Sound Research WIKINDX

List Resources

Displaying 1 - 3  of 3 (Bibliography: WIKINDX Master Bibliography)
Parameters
Order by

Ascending
Descending
Use all checked: 
Use all displayed: 
Use all in list: 
Abbate, C. (2004). Music: Drastic or gnostic? Critical Inquiry, 30(3), 505–536.   
Added by: Mark Grimshaw-Aagaard 8/11/20, 4:57 PM

"Real music is a temporal event with material presence that can be held by no hand. So why assume that musical sound made in time by the labor of performance is well served by recourse to a philosophical tradition that indeed deconstructs presence, but does so easily because it traffics exclusively in metaphysical objects? [paraphrasing and quoting Gumbrecht:] a critical discourse accounting for the “movement, immediacy, and violence” in events being “born to presence” prove more fertile. What Gumbrecht calls meaning culture and presence culture do not gain legitimacy by excluding each other. One of them is perpetually in danger of appearing illegitimate in the academy—presence culture. Yet meaning culture—scholarship’s privileged culture—is inadequate to deal with certain aesthetic phenomena, events like performed music in particular."

See Gumbrecht, “Form without Matter vs. Form as Event,” pp. 586–87. Here too, as in Jankélévitch, a hint of medieval theology makes an appearance.

See also for more on meaning culture and presence culture (Gumbrecht 2004).

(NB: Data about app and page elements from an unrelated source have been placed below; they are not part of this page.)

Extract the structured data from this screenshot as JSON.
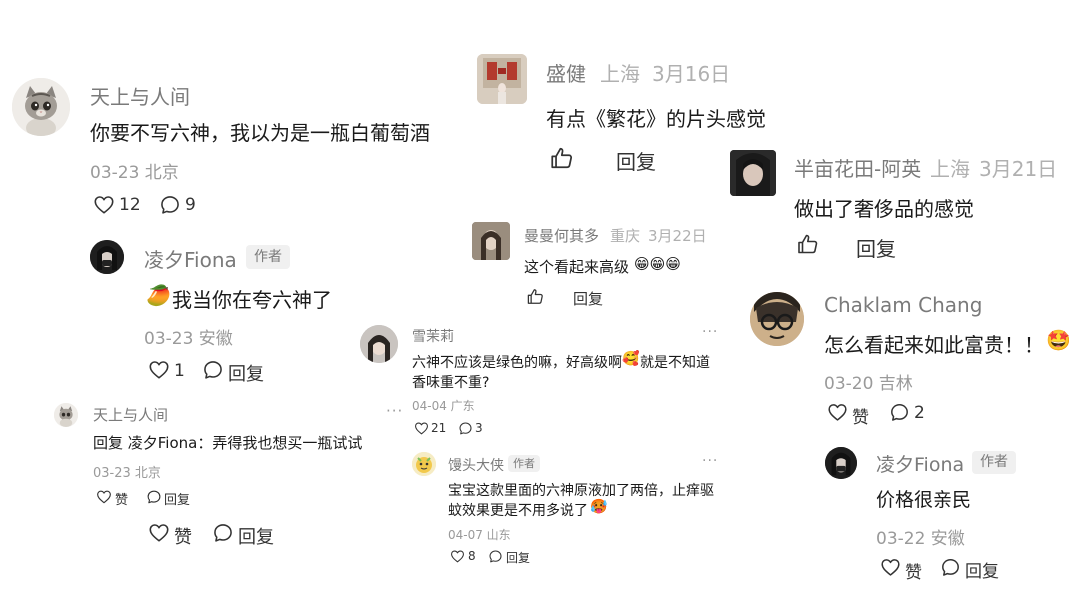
{
  "colors": {
    "text": "#1a1a1a",
    "name": "#7a7a7a",
    "meta": "#9a9a9a",
    "icon": "#333333"
  },
  "c1": {
    "user": "天上与人间",
    "text": "你要不写六神，我以为是一瓶白葡萄酒",
    "meta": "03-23 北京",
    "likes": "12",
    "replies": "9",
    "r1": {
      "user": "凌夕Fiona",
      "badge": "作者",
      "text": "我当你在夸六神了",
      "emoji": "🥭",
      "meta": "03-23 安徽",
      "likes": "1",
      "reply": "回复"
    },
    "r2": {
      "user": "天上与人间",
      "text": "回复 凌夕Fiona：弄得我也想买一瓶试试",
      "meta": "03-23 北京",
      "like": "赞",
      "reply": "回复",
      "more": "···"
    },
    "bottom": {
      "like": "赞",
      "reply": "回复"
    }
  },
  "c2": {
    "user": "盛健",
    "loc": "上海",
    "date": "3月16日",
    "text": "有点《繁花》的片头感觉",
    "reply": "回复"
  },
  "c3": {
    "user": "半亩花田-阿英",
    "loc": "上海",
    "date": "3月21日",
    "text": "做出了奢侈品的感觉",
    "reply": "回复"
  },
  "c4": {
    "user": "曼曼何其多",
    "loc": "重庆",
    "date": "3月22日",
    "text": "这个看起来高级",
    "emoji": "😁😁😁",
    "reply": "回复"
  },
  "c5": {
    "user": "雪茉莉",
    "text1": "六神不应该是绿色的嘛，好高级啊",
    "emoji": "🥰",
    "text1b": "就是不知道",
    "text2": "香味重不重?",
    "meta": "04-04 广东",
    "likes": "21",
    "replies": "3",
    "more": "···"
  },
  "c6": {
    "user": "馒头大侠",
    "badge": "作者",
    "text1": "宝宝这款里面的六神原液加了两倍，止痒驱",
    "text2": "蚊效果更是不用多说了",
    "emoji": "🥵",
    "meta": "04-07 山东",
    "likes": "8",
    "reply": "回复",
    "more": "···"
  },
  "c7": {
    "user": "Chaklam Chang",
    "text": "怎么看起来如此富贵！！",
    "emoji": "🤩",
    "meta": "03-20 吉林",
    "like": "赞",
    "replies": "2",
    "r1": {
      "user": "凌夕Fiona",
      "badge": "作者",
      "text": "价格很亲民",
      "meta": "03-22 安徽",
      "like": "赞",
      "reply": "回复"
    }
  }
}
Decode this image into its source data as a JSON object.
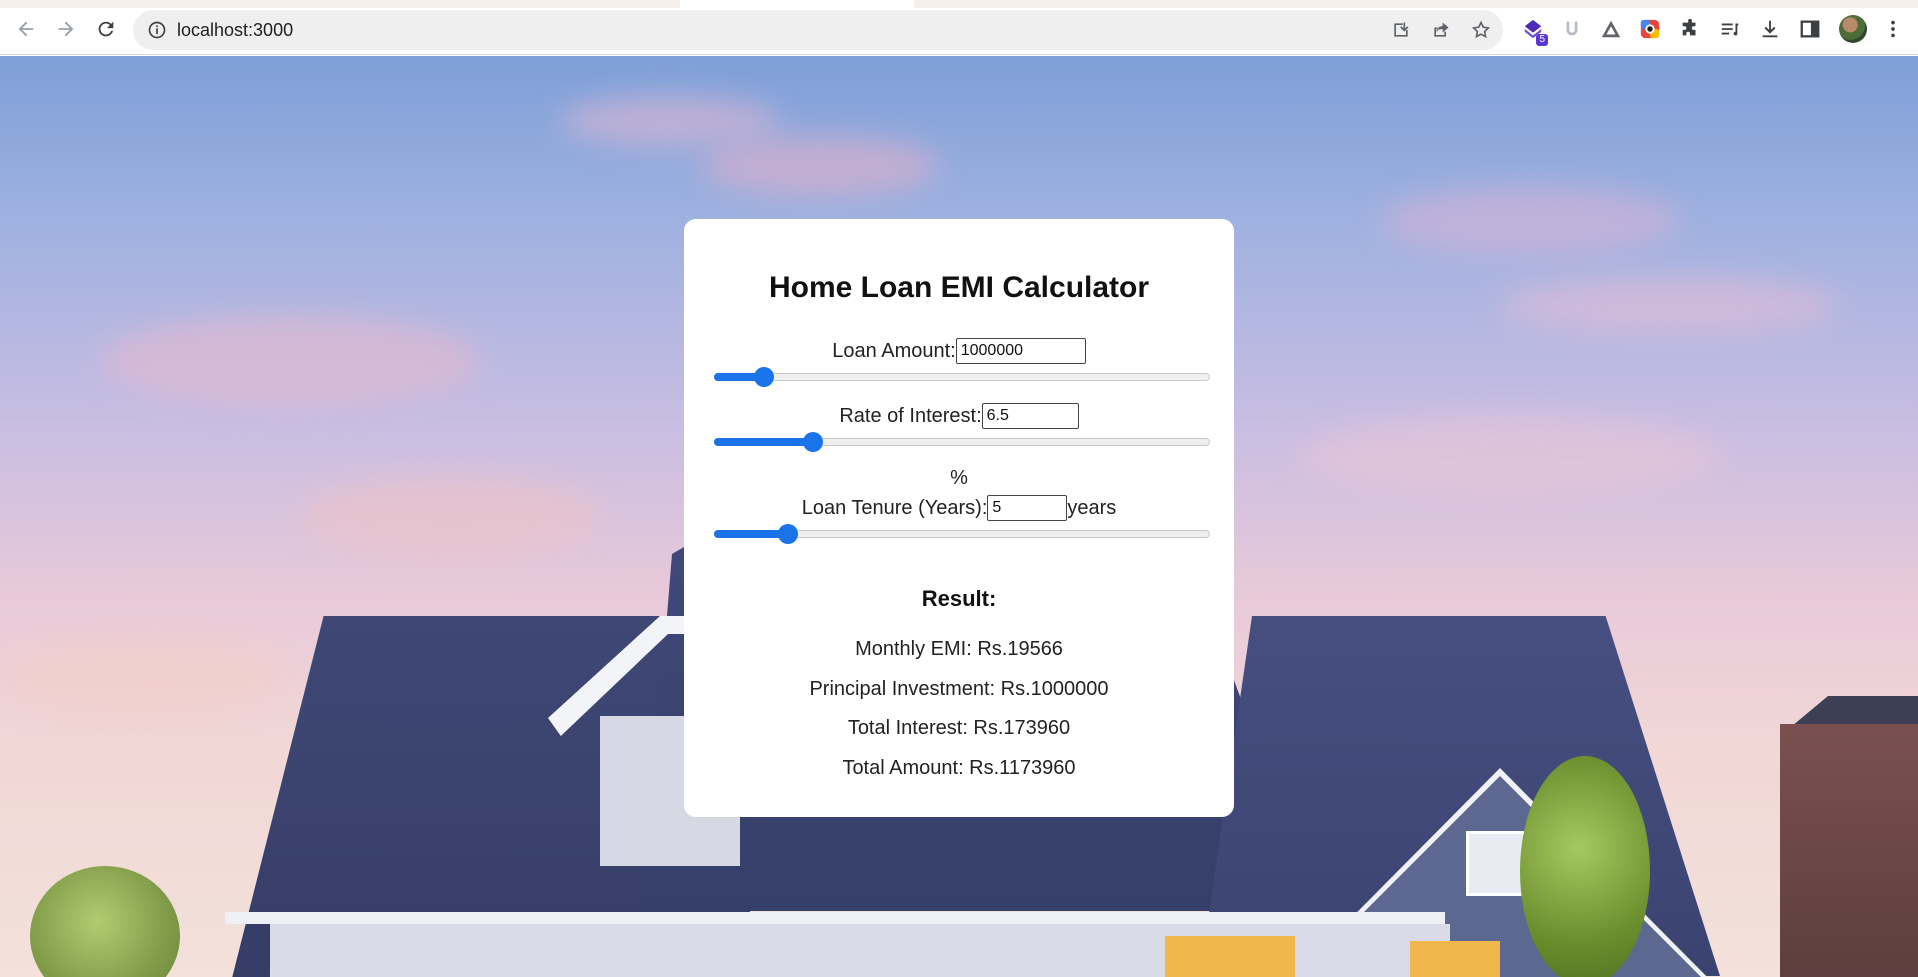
{
  "browser": {
    "url": "localhost:3000",
    "extension_badge": "5"
  },
  "calculator": {
    "title": "Home Loan EMI Calculator",
    "loan_amount": {
      "label": "Loan Amount:",
      "value": "1000000",
      "slider_fraction": 0.1
    },
    "rate_of_interest": {
      "label": "Rate of Interest:",
      "value": "6.5",
      "unit": "%",
      "slider_fraction": 0.2
    },
    "loan_tenure": {
      "label": "Loan Tenure (Years):",
      "value": "5",
      "unit": "years",
      "slider_fraction": 0.15
    },
    "result": {
      "title": "Result:",
      "monthly_emi": "Monthly EMI: Rs.19566",
      "principal": "Principal Investment: Rs.1000000",
      "total_interest": "Total Interest: Rs.173960",
      "total_amount": "Total Amount: Rs.1173960"
    }
  },
  "colors": {
    "accent": "#1a73e8",
    "card_bg": "#ffffff"
  },
  "icons": {
    "back": "arrow-left-icon",
    "forward": "arrow-right-icon",
    "reload": "reload-icon",
    "site_info": "info-icon",
    "install": "install-icon",
    "share": "share-icon",
    "bookmark": "star-icon",
    "extensions": "puzzle-icon",
    "reading_list": "reading-list-icon",
    "downloads": "download-icon",
    "side_panel": "side-panel-icon",
    "menu": "kebab-menu-icon"
  }
}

Gumbrecht, H. U. (2004). Production of presence: What meaning cannot convey. Stanford: Stanford University Press.
Foucault, M. (1984). Of other spaces, heterotopias. Architecture, Mouvement, Continuité, 5, 46–49.   
Added by: Mark Grimshaw-Aagaard   Last edited by: Mark Grimshaw-Aagaard 12/17/20, 9:52 AM
Defines the term heterotopia which is an "effectively enacted utopia in which the real sites, all the other real sites that can be found within the culture, are simultaneously represented, contested, and inverted. Places of this kind are outside of all places, even though it may be possible to indicate their location in reality."
As an example of heterotopia, Foucault gives the example of a mirror. A mirror is a utopia but, because it does exist in reality, it is also a heterotopia exerting a "counteraction on the position" the viewer occupies. "...a virtual space that opens up behind the surface; I see myself there, there where I am not, a sort of shadow that gives my own visibility to myself, that enables me to see myself there where I am absent".
Tarkovsky, A. (Director) (1972). Solyaris [Film]. USSR: Mosfilm.   
Added by: Mark Grimshaw-Aagaard 2/23/06, 4:35 PM
Dr Snaut: "We don't want to conquer space at all. We want to expand Earth endlessly. We don't want other worlds; we want a mirror. We seek contact and will never achieve it. We are in the foolish position of a man striving for a goal he fears and doesn't want. Man needs man!"